Trump denies 'loyalty' pledge, says Comey testimony proved no collusion
- Author: Larry Hoffman Jun 10, 2017,
Jun 10, 2017, 15:05
Trump said Friday he would be willing to testify under oath "100 percent" that he did not tell Comey to let the Flynn probe "go". The president specifically denied asking Comey for his "loyalty" early in Trump's term.
Trump wrote earlier on Friday on Twitter that the former FBI head had vindicated him by telling the Senate Intelligence Committee that the president had not been personally under investigation in the Russian Federation probe.
Puzder also cited an op-ed from attorney and legal scholar Alan Dershowitz to argue that, even if Trump did pressure Comey to end the FBI's investigation into Flynn, he did not violate any laws. Trump faced journalists at the White House on Friday afternoon in a joint news conference with the president of Romania, a North Atlantic Treaty Organisation partner. A group of House conservatives discussed taxes and the budget, with no reference to Comey or the federal investigations into Russia's election meddling and possible collusion with the Trump campaign.
President Donald Trump listens during a news conference with Romania's President Klaus Werner Iohannis in the Rose Garden of the White House in Washington, Friday, June 9, 2017. He also blasted Comey as "a leaker".
Comey said that as of May, when he was sacked, Trump was not personally under FBI investigation - offering, finally, the public acknowledgment Trump had been requesting so assiduously. But he had no fewer than nine conversations with Donald Trump in four months and knew he had to record the details afterwards. Kasowitz added that "we will leave it the appropriate authorities" to determine whether Comey's leak "should be investigated along with all those others being investigated".
With a single tweet, Trump also castigated Comey as "a leaker" for giving an account of his conversation with the president to a law professor who shared it with a news outlet.
The Justice Department responded late Thursday, saying that after consultations with department ethics officials Sessions recused himself because of his involvement in Trump's 2016 presidential campaign, "for that reason, and that reason alone".
In the same hearing, Comey detailed his meetings with Trump in more detail, and under oath. Comey, who was sacked by President Donald Trump, told the panel in open session that Trump repeatedly pressed him for his "loyalty" and directly pushed him to "lift the cloud" of investigation by declaring publicly the president was not the target of the probe into his campaign's Russian Federation ties. "I'll tell you about that maybe sometime in the very near future", he said.
The fact that information about Sessions was classified and Comey couldn't answer "means there's something out there that he knows about that the public doesn't, and that he thinks bears on a need for Sessions to recuse himself in matters that relate to Russian Federation", said Sen.
Trump broke his silence on Twitter following explosive testimony by Comey, declaring "total and complete vindication".

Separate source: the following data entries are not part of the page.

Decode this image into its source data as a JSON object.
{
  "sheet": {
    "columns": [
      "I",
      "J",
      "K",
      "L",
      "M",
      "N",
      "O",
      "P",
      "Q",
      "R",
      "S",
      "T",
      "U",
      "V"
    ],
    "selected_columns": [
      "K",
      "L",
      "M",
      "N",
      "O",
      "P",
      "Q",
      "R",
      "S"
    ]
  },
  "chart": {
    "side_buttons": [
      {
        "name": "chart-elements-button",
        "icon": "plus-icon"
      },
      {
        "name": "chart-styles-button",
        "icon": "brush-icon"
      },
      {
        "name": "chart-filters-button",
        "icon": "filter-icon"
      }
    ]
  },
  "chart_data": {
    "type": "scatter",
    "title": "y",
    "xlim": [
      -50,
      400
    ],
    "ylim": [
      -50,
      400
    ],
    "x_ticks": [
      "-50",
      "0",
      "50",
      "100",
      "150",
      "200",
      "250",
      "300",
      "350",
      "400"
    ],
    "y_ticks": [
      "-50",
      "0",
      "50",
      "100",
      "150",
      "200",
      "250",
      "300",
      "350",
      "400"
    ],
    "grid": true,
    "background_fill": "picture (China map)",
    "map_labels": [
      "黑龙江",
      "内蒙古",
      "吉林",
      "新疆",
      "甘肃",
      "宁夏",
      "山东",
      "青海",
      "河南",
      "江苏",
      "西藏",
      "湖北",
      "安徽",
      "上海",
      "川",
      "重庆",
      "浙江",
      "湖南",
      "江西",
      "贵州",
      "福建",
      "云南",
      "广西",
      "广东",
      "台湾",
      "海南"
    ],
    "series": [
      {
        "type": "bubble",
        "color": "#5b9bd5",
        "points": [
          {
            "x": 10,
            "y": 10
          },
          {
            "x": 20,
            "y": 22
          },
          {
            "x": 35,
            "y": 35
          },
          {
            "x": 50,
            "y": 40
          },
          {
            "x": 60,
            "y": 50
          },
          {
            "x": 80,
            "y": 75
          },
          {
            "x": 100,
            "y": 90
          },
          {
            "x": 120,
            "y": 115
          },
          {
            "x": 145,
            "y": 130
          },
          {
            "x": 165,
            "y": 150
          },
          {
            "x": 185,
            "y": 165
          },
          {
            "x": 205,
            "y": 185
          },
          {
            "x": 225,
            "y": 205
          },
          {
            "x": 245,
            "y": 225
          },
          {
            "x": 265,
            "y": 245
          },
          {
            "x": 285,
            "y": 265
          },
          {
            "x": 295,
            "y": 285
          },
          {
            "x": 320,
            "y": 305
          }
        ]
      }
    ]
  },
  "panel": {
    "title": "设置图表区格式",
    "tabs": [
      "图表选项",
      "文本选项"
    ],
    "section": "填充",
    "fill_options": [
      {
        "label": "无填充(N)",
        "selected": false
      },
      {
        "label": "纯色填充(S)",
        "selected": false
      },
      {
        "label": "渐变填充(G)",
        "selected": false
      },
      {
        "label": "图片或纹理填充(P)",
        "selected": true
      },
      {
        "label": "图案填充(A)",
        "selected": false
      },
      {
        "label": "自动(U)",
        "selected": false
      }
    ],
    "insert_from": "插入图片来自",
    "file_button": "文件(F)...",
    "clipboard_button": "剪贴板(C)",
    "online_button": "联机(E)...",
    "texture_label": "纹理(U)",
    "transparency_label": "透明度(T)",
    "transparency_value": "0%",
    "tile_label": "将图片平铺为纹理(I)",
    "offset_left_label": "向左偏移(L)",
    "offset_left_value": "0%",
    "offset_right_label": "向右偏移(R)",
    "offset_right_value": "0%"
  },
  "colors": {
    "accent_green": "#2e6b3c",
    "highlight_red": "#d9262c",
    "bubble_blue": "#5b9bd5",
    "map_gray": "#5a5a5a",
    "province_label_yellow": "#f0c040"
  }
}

Kasowitz also maintained that the testimony made clear that Trump "never, in form or substance, directed or suggested that Mr. Comey stop investigating anyone".
While we're not generally accustomed to hearing prominent public figures talk openly about sharing behind-the-scenes information with the press, Comey's acknowledgement yesterday that he shared a memo with a friend, who in turn shared it with a reporter, is not scandalous. He added: "Again, I take the president's words".
Comey said he felt he was sacked from his role due to his handling of the investigation into Russia's interference in the presidential election as well as possible ties between Russian officials and members of the Trump administration.
"That concerned me because that language tracked how the campaign was talking about the FBI's work and that's concerning", Comey said. Clinton has blamed Comey's October 28 announcement that he was re-opening the email investigation for her defeat. The attorney is expected to file a complaint with the Justice Department inspector general about the revelation next week, according to a person close to the legal team who agreed to speak before the filing on condition that the person's name is not used.